Austen is always concerned with the intricacies of relations between the sexes, both before and within the institutional sanction of marriage. If any certainty is to emerge for the various novels' lovers, it will have to be wrought from the slippery “pseudo-gentry” environment in which they find themselves. The courtship process, if successful, results in an accord between them that essentially balances the tensions of this world—at least with regard to the characters around them whom they cannot avoid for long—and filters out what isn’t essential to their understanding with each other. On both the personal, familial level and on the larger collective, social level, Austen’s point is not to condemn people or the system, but to put all necessary factors in perspective. In Persuasion, Anne and Captain Wentworth must maneuver into a position where they can choose each other in their own right, persuade each other of their compatibility and mutual value.
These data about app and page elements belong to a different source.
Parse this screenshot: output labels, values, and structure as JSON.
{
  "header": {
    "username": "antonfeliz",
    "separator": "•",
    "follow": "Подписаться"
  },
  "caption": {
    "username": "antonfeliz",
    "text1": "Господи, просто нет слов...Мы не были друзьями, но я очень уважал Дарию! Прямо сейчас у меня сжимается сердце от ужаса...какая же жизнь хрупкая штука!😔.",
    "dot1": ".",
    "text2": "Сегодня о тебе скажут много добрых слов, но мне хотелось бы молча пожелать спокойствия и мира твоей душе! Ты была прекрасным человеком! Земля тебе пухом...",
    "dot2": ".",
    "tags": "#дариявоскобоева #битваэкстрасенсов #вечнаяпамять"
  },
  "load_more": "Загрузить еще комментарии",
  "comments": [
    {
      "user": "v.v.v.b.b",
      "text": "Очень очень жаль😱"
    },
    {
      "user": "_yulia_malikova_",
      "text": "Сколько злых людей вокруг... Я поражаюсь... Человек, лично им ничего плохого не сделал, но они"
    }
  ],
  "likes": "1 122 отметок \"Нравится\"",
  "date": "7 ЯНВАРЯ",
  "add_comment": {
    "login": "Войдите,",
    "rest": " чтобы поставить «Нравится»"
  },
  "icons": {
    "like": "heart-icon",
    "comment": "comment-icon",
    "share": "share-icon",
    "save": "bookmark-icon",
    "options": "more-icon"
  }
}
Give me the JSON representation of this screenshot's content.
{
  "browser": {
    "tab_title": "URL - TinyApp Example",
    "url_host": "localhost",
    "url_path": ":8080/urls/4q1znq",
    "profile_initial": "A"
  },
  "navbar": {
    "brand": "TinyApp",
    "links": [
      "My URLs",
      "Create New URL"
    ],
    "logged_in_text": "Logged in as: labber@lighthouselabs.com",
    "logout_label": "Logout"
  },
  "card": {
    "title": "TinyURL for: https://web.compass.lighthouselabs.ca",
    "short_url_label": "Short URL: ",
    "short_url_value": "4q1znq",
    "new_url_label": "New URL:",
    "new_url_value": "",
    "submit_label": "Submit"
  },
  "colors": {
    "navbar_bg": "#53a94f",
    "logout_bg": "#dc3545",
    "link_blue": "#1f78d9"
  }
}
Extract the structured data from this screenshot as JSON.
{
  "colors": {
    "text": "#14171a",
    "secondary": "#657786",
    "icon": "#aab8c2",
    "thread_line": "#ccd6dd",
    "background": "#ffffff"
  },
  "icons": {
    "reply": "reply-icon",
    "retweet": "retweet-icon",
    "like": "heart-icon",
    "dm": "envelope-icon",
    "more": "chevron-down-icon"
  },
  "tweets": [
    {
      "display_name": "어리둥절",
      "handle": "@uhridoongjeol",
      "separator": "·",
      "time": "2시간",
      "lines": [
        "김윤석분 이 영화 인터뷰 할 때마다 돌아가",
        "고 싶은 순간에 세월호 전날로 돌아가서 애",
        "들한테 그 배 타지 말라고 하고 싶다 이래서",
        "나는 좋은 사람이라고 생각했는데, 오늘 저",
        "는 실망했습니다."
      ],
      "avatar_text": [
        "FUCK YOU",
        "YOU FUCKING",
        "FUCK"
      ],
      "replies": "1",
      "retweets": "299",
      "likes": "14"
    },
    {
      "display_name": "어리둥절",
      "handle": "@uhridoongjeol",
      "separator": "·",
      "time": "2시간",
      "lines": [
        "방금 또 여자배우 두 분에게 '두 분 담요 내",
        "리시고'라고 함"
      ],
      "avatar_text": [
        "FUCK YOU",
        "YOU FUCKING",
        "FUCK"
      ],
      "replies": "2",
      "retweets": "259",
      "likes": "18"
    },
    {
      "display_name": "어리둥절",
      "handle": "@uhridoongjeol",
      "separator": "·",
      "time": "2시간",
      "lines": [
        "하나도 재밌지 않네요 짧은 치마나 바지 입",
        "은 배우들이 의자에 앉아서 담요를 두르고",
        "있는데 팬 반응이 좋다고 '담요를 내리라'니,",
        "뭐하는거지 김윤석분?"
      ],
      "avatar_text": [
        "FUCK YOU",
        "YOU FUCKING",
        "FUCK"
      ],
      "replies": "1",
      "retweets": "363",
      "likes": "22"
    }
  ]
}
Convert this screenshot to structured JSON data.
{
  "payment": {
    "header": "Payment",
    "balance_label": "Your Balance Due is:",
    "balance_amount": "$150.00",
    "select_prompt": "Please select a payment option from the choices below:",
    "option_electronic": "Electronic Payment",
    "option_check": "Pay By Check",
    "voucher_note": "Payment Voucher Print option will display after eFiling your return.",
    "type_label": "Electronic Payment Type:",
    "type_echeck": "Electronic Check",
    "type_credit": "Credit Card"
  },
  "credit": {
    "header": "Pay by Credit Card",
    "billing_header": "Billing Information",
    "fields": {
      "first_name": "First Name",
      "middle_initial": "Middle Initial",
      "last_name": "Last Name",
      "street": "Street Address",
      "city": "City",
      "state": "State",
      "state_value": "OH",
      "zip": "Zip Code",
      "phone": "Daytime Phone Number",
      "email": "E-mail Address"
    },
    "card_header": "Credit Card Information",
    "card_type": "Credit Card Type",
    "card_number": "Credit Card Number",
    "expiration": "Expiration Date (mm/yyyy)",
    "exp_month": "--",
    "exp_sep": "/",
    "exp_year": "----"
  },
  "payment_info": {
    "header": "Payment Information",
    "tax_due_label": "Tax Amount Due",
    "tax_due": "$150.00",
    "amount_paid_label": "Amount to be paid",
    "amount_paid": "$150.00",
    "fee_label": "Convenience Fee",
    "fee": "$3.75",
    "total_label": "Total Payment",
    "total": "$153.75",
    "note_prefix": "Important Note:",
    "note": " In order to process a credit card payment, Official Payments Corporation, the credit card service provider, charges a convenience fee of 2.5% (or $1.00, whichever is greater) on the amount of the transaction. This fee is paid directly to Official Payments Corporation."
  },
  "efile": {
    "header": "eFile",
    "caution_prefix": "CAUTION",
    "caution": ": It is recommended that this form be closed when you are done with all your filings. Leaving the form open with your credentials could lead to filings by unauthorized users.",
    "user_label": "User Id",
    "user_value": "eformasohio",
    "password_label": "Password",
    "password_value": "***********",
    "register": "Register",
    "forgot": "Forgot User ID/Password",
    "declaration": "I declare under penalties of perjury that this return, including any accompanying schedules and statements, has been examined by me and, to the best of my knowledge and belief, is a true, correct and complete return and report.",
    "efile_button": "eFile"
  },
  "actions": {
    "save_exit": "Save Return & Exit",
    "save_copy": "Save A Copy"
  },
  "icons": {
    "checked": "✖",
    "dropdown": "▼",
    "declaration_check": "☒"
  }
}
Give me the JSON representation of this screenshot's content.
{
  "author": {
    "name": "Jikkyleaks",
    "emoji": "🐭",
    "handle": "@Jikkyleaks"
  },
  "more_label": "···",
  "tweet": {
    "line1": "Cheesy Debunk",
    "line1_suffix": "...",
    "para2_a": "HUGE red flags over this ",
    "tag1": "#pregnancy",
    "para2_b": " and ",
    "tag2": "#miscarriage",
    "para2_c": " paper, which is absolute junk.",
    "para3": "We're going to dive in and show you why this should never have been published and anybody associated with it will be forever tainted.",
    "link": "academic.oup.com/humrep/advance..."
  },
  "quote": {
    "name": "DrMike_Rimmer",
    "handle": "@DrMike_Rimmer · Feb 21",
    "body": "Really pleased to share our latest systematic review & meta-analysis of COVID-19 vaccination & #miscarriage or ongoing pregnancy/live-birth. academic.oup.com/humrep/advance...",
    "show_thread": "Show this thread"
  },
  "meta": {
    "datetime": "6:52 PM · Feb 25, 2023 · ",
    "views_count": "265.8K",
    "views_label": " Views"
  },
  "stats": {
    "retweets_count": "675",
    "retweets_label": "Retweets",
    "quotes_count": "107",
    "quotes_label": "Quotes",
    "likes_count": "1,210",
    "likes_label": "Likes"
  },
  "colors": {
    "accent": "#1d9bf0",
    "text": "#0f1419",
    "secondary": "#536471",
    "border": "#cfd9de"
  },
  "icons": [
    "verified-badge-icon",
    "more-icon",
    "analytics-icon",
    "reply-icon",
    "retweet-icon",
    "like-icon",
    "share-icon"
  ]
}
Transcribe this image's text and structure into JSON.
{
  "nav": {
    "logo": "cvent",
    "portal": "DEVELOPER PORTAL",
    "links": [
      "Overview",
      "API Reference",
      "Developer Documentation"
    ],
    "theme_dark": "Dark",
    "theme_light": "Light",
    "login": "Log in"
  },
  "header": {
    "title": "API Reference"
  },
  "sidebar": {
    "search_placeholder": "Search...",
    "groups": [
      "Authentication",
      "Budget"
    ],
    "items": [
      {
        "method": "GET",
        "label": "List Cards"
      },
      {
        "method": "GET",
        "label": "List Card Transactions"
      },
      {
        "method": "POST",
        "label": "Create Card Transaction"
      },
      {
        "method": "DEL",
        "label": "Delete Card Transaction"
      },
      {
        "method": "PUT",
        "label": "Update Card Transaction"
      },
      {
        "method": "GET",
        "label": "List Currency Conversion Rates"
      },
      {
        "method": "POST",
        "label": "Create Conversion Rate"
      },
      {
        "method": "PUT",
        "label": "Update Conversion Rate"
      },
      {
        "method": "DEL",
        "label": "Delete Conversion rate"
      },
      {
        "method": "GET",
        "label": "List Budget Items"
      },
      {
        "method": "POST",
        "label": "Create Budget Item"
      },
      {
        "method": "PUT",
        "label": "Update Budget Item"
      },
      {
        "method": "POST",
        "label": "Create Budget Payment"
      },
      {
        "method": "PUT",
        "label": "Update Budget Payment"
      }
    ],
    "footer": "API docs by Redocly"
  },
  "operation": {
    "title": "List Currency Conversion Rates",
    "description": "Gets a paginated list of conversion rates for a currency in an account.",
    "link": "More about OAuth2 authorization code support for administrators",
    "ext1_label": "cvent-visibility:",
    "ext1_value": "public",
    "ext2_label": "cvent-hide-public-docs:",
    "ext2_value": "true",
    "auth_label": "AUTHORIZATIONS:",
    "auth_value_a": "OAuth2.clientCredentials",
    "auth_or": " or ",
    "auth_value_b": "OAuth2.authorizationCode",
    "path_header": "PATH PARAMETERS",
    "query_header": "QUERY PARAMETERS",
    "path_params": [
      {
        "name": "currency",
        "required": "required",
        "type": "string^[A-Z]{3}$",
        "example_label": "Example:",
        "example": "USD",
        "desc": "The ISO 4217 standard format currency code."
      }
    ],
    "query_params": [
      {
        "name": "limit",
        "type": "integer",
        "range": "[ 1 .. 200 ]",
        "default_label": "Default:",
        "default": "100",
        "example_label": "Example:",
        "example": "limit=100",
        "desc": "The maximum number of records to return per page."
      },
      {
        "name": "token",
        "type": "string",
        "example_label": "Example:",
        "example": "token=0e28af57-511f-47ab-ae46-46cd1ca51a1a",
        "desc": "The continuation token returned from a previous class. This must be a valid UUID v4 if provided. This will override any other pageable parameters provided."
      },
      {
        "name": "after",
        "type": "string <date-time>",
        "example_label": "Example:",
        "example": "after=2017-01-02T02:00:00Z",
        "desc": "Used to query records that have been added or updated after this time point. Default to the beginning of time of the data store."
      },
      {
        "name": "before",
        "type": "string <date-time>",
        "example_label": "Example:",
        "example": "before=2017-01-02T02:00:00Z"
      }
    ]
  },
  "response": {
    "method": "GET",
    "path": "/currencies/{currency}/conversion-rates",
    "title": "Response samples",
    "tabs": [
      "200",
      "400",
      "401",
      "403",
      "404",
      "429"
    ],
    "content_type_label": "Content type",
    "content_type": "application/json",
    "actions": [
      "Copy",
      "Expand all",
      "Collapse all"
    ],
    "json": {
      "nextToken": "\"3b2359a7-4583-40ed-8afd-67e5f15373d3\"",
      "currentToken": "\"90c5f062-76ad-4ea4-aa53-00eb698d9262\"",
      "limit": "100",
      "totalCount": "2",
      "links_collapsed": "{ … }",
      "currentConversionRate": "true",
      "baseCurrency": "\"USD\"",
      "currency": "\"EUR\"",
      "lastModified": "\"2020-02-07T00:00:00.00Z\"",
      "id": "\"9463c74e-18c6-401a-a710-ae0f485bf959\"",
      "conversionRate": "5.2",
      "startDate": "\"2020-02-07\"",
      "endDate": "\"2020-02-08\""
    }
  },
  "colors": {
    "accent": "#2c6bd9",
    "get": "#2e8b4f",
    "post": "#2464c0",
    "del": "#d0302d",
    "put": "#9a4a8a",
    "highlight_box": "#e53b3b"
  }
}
In doing this, they perform the Austen alchemy of transmuting the term “value” from its economic and class connotations into its more genuine sense rooted in fundamental human worth. How does one person come to know the value of another? What is balance between intellect and emotion in arriving at this estimation? In Shakespeare’s terms from The Merchant of Venice, “where is fancy bred, or in the heart, or in the head?” And at the societal level, what would it take to arrive justly at such a social order as we find in Regency England, with its fine manners and insistence on “fitness” in all things? There’s no evading the difficult attempt to supplement custom, rank, and easy grace with merit.